Required action: Each entry should be duplicated exactly, with no line missing.
++++ Data ++++
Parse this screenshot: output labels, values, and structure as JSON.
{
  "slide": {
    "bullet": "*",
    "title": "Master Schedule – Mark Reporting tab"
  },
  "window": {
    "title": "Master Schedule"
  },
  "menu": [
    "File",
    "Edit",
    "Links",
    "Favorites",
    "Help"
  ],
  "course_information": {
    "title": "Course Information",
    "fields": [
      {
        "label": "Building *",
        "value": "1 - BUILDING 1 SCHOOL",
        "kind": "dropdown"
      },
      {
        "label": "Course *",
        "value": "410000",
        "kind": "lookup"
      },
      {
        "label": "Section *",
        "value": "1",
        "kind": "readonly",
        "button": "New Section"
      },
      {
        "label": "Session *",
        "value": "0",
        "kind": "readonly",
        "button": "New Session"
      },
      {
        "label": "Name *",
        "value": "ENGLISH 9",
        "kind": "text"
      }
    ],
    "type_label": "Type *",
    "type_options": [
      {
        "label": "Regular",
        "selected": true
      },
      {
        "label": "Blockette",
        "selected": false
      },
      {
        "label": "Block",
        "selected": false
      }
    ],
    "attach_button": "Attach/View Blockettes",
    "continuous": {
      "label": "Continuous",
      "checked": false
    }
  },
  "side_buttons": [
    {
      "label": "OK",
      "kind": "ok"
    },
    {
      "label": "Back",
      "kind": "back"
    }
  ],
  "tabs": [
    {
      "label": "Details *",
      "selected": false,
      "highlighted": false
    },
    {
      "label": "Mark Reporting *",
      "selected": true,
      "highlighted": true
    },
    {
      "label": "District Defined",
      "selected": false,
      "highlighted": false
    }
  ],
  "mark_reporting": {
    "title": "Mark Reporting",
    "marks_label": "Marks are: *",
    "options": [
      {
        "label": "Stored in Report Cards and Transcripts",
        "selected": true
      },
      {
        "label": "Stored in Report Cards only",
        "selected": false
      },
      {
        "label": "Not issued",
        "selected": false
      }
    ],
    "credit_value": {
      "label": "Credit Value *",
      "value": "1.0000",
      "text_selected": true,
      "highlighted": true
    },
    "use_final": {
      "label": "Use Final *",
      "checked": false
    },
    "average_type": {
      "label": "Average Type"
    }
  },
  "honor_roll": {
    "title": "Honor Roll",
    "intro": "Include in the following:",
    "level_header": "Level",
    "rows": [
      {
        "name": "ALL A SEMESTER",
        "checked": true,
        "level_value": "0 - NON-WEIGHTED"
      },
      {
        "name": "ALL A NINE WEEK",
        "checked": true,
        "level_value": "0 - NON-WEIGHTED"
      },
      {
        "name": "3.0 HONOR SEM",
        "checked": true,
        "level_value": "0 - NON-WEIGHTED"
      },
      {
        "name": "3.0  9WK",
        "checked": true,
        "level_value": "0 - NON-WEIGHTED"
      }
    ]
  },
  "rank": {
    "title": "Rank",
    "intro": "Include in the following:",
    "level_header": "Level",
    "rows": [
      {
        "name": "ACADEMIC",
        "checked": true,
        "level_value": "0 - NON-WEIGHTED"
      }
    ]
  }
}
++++
Solution for this exercise:
Parse this screenshot: output labels, values, and structure as JSON.
{
  "slide": {
    "bullet": "*",
    "title": "Master Schedule – Mark Reporting tab"
  },
  "window": {
    "title": "Master Schedule"
  },
  "menu": [
    "File",
    "Edit",
    "Links",
    "Favorites",
    "Help"
  ],
  "course_information": {
    "title": "Course Information",
    "fields": [
      {
        "label": "Building *",
        "value": "1 - BUILDING 1 SCHOOL",
        "kind": "dropdown"
      },
      {
        "label": "Course *",
        "value": "410000",
        "kind": "lookup"
      },
      {
        "label": "Section *",
        "value": "1",
        "kind": "readonly",
        "button": "New Section"
      },
      {
        "label": "Session *",
        "value": "0",
        "kind": "readonly",
        "button": "New Session"
      },
      {
        "label": "Name *",
        "value": "ENGLISH 9",
        "kind": "text"
      }
    ],
    "type_label": "Type *",
    "type_options": [
      {
        "label": "Regular",
        "selected": true
      },
      {
        "label": "Blockette",
        "selected": false
      },
      {
        "label": "Block",
        "selected": false
      }
    ],
    "attach_button": "Attach/View Blockettes",
    "continuous": {
      "label": "Continuous",
      "checked": false
    }
  },
  "side_buttons": [
    {
      "label": "OK",
      "kind": "ok"
    },
    {
      "label": "Back",
      "kind": "back"
    }
  ],
  "tabs": [
    {
      "label": "Details *",
      "selected": false,
      "highlighted": false
    },
    {
      "label": "Mark Reporting *",
      "selected": true,
      "highlighted": true
    },
    {
      "label": "District Defined",
      "selected": false,
      "highlighted": false
    }
  ],
  "mark_reporting": {
    "title": "Mark Reporting",
    "marks_label": "Marks are: *",
    "options": [
      {
        "label": "Stored in Report Cards and Transcripts",
        "selected": true
      },
      {
        "label": "Stored in Report Cards only",
        "selected": false
      },
      {
        "label": "Not issued",
        "selected": false
      }
    ],
    "credit_value": {
      "label": "Credit Value *",
      "value": "1.0000",
      "text_selected": true,
      "highlighted": true
    },
    "use_final": {
      "label": "Use Final *",
      "checked": false
    },
    "average_type": {
      "label": "Average Type"
    }
  },
  "honor_roll": {
    "title": "Honor Roll",
    "intro": "Include in the following:",
    "level_header": "Level",
    "rows": [
      {
        "name": "ALL A SEMESTER",
        "checked": true,
        "level_value": "0 - NON-WEIGHTED"
      },
      {
        "name": "ALL A NINE WEEK",
        "checked": true,
        "level_value": "0 - NON-WEIGHTED"
      },
      {
        "name": "3.0 HONOR SEM",
        "checked": true,
        "level_value": "0 - NON-WEIGHTED"
      },
      {
        "name": "3.0  9WK",
        "checked": true,
        "level_value": "0 - NON-WEIGHTED"
      }
    ]
  },
  "rank": {
    "title": "Rank",
    "intro": "Include in the following:",
    "level_header": "Level",
    "rows": [
      {
        "name": "ACADEMIC",
        "checked": true,
        "level_value": "0 - NON-WEIGHTED"
      }
    ]
  }
}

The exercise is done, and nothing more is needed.